Xcertia, new alliance, guidelines, mobile health applications
News | Mobile Devices| January 12, 2017
Four organizations have announced they are forming a new, multi-stakeholder collaboration, Xcertia, dedicated to...
smartphones, hospital tranfers, heart attack patients, JACC study, South Korea
News | Mobile Devices| September 23, 2016
Smartphone communication among medical teams at different hospitals can significantly reduce the time it takes for...
mobile health technology, mHealth, privacy and security, Computer magazine study
News | Mobile Devices| July 21, 2016
July 21, 2016 — A new paper published in the June issue of Computer cautions that while...
McKesson, iPad, CVIS, ECG mobile viewer

Dynamic ECG waveforms displayed on an iPad using McKesson's mobile ECG viewer, which directly connects to the hospital's cardiovascular information system or ECG management system.
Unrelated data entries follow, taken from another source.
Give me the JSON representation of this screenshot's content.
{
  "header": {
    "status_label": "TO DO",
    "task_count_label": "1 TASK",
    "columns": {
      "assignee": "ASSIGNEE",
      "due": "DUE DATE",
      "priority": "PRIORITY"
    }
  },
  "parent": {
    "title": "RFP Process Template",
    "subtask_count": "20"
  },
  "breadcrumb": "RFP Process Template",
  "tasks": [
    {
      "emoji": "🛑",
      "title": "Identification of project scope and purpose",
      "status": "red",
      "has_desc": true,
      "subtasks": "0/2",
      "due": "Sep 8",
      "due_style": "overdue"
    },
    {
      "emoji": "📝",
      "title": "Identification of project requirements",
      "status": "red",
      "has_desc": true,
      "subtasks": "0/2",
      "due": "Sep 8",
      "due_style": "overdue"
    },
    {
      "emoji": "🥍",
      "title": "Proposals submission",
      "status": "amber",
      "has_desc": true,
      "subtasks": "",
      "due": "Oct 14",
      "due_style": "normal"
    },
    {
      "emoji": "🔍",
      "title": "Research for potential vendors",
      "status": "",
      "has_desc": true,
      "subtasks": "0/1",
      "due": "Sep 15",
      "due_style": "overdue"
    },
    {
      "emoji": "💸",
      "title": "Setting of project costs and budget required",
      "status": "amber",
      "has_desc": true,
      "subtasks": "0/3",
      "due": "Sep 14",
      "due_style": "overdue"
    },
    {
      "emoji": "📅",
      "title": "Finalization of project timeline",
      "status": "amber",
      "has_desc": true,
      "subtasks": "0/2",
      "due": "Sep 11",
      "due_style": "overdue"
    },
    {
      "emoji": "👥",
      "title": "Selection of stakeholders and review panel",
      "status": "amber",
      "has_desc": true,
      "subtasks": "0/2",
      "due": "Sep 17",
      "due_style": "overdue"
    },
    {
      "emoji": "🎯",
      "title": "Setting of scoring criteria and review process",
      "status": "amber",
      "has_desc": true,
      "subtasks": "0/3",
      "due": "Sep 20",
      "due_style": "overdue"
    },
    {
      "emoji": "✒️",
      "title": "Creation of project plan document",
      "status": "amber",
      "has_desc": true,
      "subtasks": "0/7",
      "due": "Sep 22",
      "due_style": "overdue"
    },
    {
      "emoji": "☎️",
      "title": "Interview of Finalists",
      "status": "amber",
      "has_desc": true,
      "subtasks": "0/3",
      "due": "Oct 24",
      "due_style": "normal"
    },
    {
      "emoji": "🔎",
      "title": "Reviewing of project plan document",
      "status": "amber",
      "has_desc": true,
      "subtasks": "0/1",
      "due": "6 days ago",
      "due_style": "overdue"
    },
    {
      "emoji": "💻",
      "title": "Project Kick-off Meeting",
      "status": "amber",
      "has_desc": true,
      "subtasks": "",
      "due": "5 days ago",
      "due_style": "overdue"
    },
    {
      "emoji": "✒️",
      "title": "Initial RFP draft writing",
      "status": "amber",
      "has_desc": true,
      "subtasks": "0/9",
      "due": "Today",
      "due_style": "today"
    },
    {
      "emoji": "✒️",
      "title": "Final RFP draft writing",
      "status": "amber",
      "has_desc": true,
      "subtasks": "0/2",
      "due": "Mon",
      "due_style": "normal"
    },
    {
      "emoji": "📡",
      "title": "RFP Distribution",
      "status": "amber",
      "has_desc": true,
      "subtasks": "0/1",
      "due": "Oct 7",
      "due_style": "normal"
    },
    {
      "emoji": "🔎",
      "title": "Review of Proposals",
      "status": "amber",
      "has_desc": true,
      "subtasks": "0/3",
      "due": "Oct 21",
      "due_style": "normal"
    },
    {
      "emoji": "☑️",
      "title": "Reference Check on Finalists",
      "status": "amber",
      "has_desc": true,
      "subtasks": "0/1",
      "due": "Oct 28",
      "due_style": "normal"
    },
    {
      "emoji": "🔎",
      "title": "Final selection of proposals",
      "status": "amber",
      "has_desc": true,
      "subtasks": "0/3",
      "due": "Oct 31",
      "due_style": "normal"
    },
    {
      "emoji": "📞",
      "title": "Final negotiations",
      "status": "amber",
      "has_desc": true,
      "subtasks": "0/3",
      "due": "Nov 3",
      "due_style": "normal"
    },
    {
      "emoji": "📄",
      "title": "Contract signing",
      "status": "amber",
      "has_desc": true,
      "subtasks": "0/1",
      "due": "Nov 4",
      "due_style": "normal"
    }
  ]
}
This technology can help speed triage of STEMI patients, allowing diagnosis anywhere, rather than requiring cardiologists to walk down to an emergency department or drive into the hospital to view the ECG.

Feature | Mobile Devices| June 09, 2016 | Dave Fornell
The ubiquitous smartphone has found its way into the pockets of nearly every clinician and patient in recent years an
mobile health apps, FTC, compliance tool, business guidance, privacy
News | Mobile Devices| April 25, 2016
The Federal Trade Commission (FTC) announced that it has created a Web-based guidance tool for developers of health-...
Circle of Health, Valentin Fuster, mobile application, cardiovascular health

Image courtesy of Wake App Health SL

Technology | Mobile Devices| December 23, 2015
Leading cardiologist Valentin Fuster, M.D., Ph.D., has developed a free mobile application called “Circle of Health” to...
PulsePoint Respond app, new CPR guidelines, sudden cardiac arrest, social media
Feature | Mobile Devices| October 21, 2015
For the first time, cardiopulmonary resuscitation (CPR) guidelines issued by the American Heart Association (AHA)...
Overlay Init